I feel terrible for lil’ Sophia, as children often mimic behavior that gets them attention from parents — and if what makes Farrah really happy is when Sophia looks a certain way, then Sophia could become obsessed with achieving a body image that’ll make her mother proud. Though maybe Farrah wants to drive that point home early — in which case I’ll be in the kitchen slamming my head in the refrigerator door. 

VAWA and why 2013 is already a lot like 2012

January 7, 2013

In addition to stressing out less and purchasing a cat condo, another big New Year’s resolution is blogging regularly again. And why not? Politicians haven’t resolved to stop screwing over women, so there’s plenty to write about!

While everyone’s focused on falling off the fiscal cliff, I’m worried about the Violence Against Women’s Act non-passage. VAWA has been routinely passed without a hassle since its inception in 1994 (thanks, Joe Biden!), but this year Republicans and Democrats deadlocked on some of the additional provisions. SUBDUE YOUR SHOCK.

VAWA has been really, really, really helpful for survivors of domestic abuse — it helps them find housing in case their residence is compromised by stalking or abuse, provides legal assistance, provides funding for rape crisis centers and hotlines, and works to improve awareness about domestic violence.

So what’s there not to like about a program that educates citizens, law enforcement, and the judicial branch about domestic violence while also providing much needed resources to victims?

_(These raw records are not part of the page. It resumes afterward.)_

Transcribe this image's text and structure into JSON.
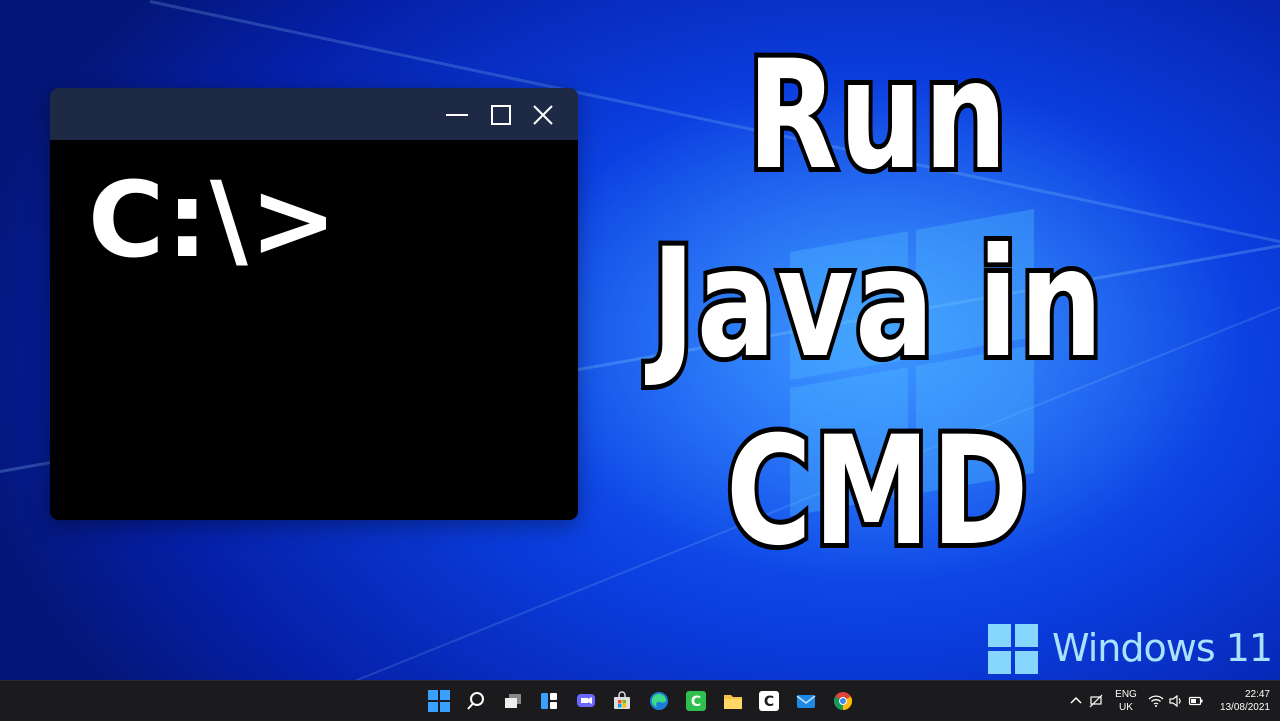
{
  "thumbnail": {
    "headline_lines": [
      "Run",
      "Java in",
      "CMD"
    ],
    "prompt_text": "C:\\>",
    "brand": "Windows 11"
  },
  "window_controls": {
    "minimize": "minimize-icon",
    "maximize": "maximize-icon",
    "close": "close-icon"
  },
  "taskbar": {
    "pinned": [
      {
        "name": "start-button",
        "icon": "windows-start-icon",
        "color": "#3aa0ff"
      },
      {
        "name": "search-button",
        "icon": "search-icon",
        "color": "#ffffff"
      },
      {
        "name": "task-view-button",
        "icon": "task-view-icon",
        "color": "#dddddd"
      },
      {
        "name": "widgets-button",
        "icon": "widgets-icon",
        "color": "#3aa0ff"
      },
      {
        "name": "chat-button",
        "icon": "teams-chat-icon",
        "color": "#6b68ff"
      },
      {
        "name": "store-button",
        "icon": "microsoft-store-icon",
        "color": "#dddddd"
      },
      {
        "name": "edge-button",
        "icon": "edge-icon",
        "color": "#1fb3a8"
      },
      {
        "name": "camtasia-button",
        "icon": "camtasia-icon",
        "color": "#2fbf4f"
      },
      {
        "name": "file-explorer-button",
        "icon": "folder-icon",
        "color": "#f6c344"
      },
      {
        "name": "camtasia-alt-button",
        "icon": "camtasia-icon",
        "color": "#ffffff"
      },
      {
        "name": "mail-button",
        "icon": "mail-icon",
        "color": "#1e88e5"
      },
      {
        "name": "chrome-button",
        "icon": "chrome-icon",
        "color": "#fbbc05"
      }
    ],
    "tray": {
      "language_line1": "ENG",
      "language_line2": "UK",
      "time": "22:47",
      "date": "13/08/2021",
      "icons": [
        "chevron-up-icon",
        "network-off-icon",
        "wifi-icon",
        "volume-icon",
        "battery-icon"
      ]
    }
  }
}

One of the criticisms — and pardon me if my brain actually implodes from typing this bullshit nonsense out — is that same-sex couples are not legally recognized by the federal government as couples, so LGBT peoples shouldn’t be covered. Ah, yep, I think my brain melted a little bit because that is just absolutely asinine and illogical — the “w” = women, thought that was pretty clear and inclusive.

Rep. Cathy McMorris Rodgers (R-Wash.) calls it a “side issue” that should be based on how the government decides to categorize same-sex couples. Heaven forbid reality — that same-sex couples can be in abusive relationships — dictate the law so people get help they actually need. 

Also, there’s the proposed law’s expanded jurisdiction to Native American tribes. Rapes among Native American women and the total lack of resources — both legally and socially, in the form of education throughout the community — leave sexual assault scarily as the rule rather than the exception.

Read this article about the topic. It’s troubling that both the DOJ and tribal governments don’t do much to make women feel safe in reporting sexual assault or justice in convicting those who do it.

So… why are we still selectively protecting women’s rights? Just when I’m all excited that birth control is free thanks to Obamacare and Planned Parenthood isn’t going to be erased from the planet by a new president, 2013 serves a swift kick in the ass — and a much-needed reality check that there’s still plenty to be done on the equality front.

But perhaps there’s a glimmer of hope from the last round of elections and all the failed candidates who felt obligated to talk about rape as if it was a blessing/deserved/not that big of a deal. Voters didn’t agree. Voters don’t like violence against women. Maybe it’s time to listen to the constituents?